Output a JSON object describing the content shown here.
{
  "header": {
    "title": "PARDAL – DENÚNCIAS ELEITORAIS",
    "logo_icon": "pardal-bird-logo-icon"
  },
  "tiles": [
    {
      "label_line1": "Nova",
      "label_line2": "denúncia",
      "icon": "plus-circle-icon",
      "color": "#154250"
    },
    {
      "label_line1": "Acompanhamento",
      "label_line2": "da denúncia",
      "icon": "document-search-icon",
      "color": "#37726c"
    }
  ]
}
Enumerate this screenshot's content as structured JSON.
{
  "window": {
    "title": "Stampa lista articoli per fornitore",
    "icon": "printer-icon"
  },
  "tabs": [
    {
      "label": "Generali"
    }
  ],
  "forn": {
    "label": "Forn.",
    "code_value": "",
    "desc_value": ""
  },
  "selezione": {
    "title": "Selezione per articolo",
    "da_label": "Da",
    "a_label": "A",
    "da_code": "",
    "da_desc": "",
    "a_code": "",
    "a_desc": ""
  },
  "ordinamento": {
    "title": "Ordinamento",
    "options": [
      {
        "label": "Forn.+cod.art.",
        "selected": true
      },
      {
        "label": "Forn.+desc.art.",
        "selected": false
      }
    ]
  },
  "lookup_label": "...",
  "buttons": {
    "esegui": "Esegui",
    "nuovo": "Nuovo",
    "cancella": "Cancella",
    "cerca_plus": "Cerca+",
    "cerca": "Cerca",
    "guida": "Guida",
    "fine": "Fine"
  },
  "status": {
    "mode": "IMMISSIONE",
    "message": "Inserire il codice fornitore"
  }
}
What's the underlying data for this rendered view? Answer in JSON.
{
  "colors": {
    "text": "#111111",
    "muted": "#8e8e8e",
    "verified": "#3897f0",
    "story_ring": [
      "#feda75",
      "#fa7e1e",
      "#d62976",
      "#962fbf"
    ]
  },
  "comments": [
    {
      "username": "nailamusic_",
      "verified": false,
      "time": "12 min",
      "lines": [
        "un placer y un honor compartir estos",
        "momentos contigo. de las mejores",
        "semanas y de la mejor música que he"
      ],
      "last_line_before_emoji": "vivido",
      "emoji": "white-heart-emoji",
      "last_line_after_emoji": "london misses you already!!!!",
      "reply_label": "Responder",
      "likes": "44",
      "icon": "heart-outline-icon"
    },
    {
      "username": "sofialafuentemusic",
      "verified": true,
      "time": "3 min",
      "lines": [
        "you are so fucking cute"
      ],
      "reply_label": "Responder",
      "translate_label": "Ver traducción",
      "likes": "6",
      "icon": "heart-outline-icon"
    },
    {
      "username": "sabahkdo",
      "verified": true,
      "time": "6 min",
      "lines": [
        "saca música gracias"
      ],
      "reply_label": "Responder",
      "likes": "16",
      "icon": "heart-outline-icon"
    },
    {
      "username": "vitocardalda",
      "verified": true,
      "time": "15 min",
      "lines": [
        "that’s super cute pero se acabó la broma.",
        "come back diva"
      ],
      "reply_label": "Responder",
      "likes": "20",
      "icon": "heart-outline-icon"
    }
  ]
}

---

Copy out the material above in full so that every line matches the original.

## Task solution
Output a JSON object describing the content shown here.
{
  "header": {
    "title": "PARDAL – DENÚNCIAS ELEITORAIS",
    "logo_icon": "pardal-bird-logo-icon"
  },
  "tiles": [
    {
      "label_line1": "Nova",
      "label_line2": "denúncia",
      "icon": "plus-circle-icon",
      "color": "#154250"
    },
    {
      "label_line1": "Acompanhamento",
      "label_line2": "da denúncia",
      "icon": "document-search-icon",
      "color": "#37726c"
    }
  ]
}
Enumerate this screenshot's content as structured JSON.
{
  "window": {
    "title": "Stampa lista articoli per fornitore",
    "icon": "printer-icon"
  },
  "tabs": [
    {
      "label": "Generali"
    }
  ],
  "forn": {
    "label": "Forn.",
    "code_value": "",
    "desc_value": ""
  },
  "selezione": {
    "title": "Selezione per articolo",
    "da_label": "Da",
    "a_label": "A",
    "da_code": "",
    "da_desc": "",
    "a_code": "",
    "a_desc": ""
  },
  "ordinamento": {
    "title": "Ordinamento",
    "options": [
      {
        "label": "Forn.+cod.art.",
        "selected": true
      },
      {
        "label": "Forn.+desc.art.",
        "selected": false
      }
    ]
  },
  "lookup_label": "...",
  "buttons": {
    "esegui": "Esegui",
    "nuovo": "Nuovo",
    "cancella": "Cancella",
    "cerca_plus": "Cerca+",
    "cerca": "Cerca",
    "guida": "Guida",
    "fine": "Fine"
  },
  "status": {
    "mode": "IMMISSIONE",
    "message": "Inserire il codice fornitore"
  }
}
What's the underlying data for this rendered view? Answer in JSON.
{
  "colors": {
    "text": "#111111",
    "muted": "#8e8e8e",
    "verified": "#3897f0",
    "story_ring": [
      "#feda75",
      "#fa7e1e",
      "#d62976",
      "#962fbf"
    ]
  },
  "comments": [
    {
      "username": "nailamusic_",
      "verified": false,
      "time": "12 min",
      "lines": [
        "un placer y un honor compartir estos",
        "momentos contigo. de las mejores",
        "semanas y de la mejor música que he"
      ],
      "last_line_before_emoji": "vivido",
      "emoji": "white-heart-emoji",
      "last_line_after_emoji": "london misses you already!!!!",
      "reply_label": "Responder",
      "likes": "44",
      "icon": "heart-outline-icon"
    },
    {
      "username": "sofialafuentemusic",
      "verified": true,
      "time": "3 min",
      "lines": [
        "you are so fucking cute"
      ],
      "reply_label": "Responder",
      "translate_label": "Ver traducción",
      "likes": "6",
      "icon": "heart-outline-icon"
    },
    {
      "username": "sabahkdo",
      "verified": true,
      "time": "6 min",
      "lines": [
        "saca música gracias"
      ],
      "reply_label": "Responder",
      "likes": "16",
      "icon": "heart-outline-icon"
    },
    {
      "username": "vitocardalda",
      "verified": true,
      "time": "15 min",
      "lines": [
        "that’s super cute pero se acabó la broma.",
        "come back diva"
      ],
      "reply_label": "Responder",
      "likes": "20",
      "icon": "heart-outline-icon"
    }
  ]
}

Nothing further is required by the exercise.